  2. Ed Kilgore: How Republicans Will Make Commitment-Shy Men Come Around: "In my post yesterday about Ross Douthat’s 'daughter theory' of how upscale folk might be weened from liberalism, I observed there wasn’t much about the Republican agenda that seemed design to advance the interests of young women looking for a mate: 'Will deregulating Wall Street make him [the commitment-shy male) more interested in marrying and propagating? How about a war with Iran? Are SNAP benefits his kryptonite? And will taking away the reproductive rights of the women he exploits turn him around?' But fortunately, Amanda Marcotte spells it all out[:].... '1. Vote Republican. 2. Your elected officials chip away at women’s rights. 3. Once legal abortion is abolished and contraception is hard to get, the unintended pregnancy rate goes up dramatically. 4. Your daughter, being a human lady, ends up knocked up by accident (likeliest scenario). 5. Her Lothario, even though he secretly hates her—as all women are contemptible people who only have their bodies to offer men—graciously offers to marry her. 6. Happiness is achieved by being paired off at a young age with a man who secretly resents and loathes you! Of course, that’s just the likeliest scenario. Here is the idealized version of how it works: 1. Vote Republican. 2. Your elected officials chip away at women’s rights. 3. Once legal abortion is abolished and contraception is hard to get, the unintended pregnancy rate goes up dramatically. 4. Terrified of getting pregnant out of wedlock and making Daddy frown, your daughter tells her Lothario that he has to put a ring on it if he wants to tap that ass. 5. Her Lothario, even though he secretly hates her—as all women are contemptible people who only have their bodies to offer men—reluctantly agrees to marry her because he’s super horny. 6. Happiness is achieved by being paired off at a young age with a man who secretly resents and loathes you and kind of wonders if busting a nut was really worth a lifetime of being strapped to an icky, disgusting woman. He soothes himself by saying, “Well, at least someone cleans up after me.” Cue “Can You Feel The Love Tonight”.' I continue to wonder how the non-reproductive elements of the Republican agenda work into this save-the-daughters scenario, unless we are to deduce that reduced educational offerings and lower pay will help keep women home to 'clean up' after the resistant young man, improving his compensation for taking on the ball and chain from sex to sex with cleaning services. But maybe Ross will enlighten us further if he decides this theme is worth a series of columns or a book."

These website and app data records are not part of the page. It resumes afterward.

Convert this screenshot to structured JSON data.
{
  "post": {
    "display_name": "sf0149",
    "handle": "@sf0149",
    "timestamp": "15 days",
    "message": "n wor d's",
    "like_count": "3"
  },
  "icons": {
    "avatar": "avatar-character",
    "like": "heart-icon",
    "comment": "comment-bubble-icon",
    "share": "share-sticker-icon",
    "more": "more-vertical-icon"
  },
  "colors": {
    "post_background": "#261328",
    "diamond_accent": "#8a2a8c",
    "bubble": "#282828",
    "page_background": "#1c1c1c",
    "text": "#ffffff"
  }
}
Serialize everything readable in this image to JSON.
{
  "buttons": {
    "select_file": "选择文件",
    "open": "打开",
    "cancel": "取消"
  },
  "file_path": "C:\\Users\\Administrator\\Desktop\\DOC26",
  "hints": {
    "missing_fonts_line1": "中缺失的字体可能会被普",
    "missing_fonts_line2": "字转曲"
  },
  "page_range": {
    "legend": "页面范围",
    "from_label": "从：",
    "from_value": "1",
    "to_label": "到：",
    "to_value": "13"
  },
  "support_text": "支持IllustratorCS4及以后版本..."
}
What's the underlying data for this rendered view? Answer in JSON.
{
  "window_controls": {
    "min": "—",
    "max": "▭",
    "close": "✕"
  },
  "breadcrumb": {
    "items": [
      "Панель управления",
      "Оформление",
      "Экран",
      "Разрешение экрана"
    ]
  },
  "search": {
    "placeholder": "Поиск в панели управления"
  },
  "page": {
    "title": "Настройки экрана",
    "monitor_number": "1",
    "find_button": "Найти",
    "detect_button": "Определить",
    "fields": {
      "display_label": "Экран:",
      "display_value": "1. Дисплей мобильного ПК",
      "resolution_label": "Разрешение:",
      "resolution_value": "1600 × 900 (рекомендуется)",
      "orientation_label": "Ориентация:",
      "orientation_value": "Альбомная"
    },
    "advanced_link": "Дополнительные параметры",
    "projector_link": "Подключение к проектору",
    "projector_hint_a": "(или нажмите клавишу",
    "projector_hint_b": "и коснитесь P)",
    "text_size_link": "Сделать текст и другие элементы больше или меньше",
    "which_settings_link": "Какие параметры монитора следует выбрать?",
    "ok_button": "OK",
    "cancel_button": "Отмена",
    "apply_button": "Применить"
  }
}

J. Bradford DeLong (2000): The End of the Inheritance Tax? | Emily Atkin: Why Reddit's Science Forum Banned Climate Deniers |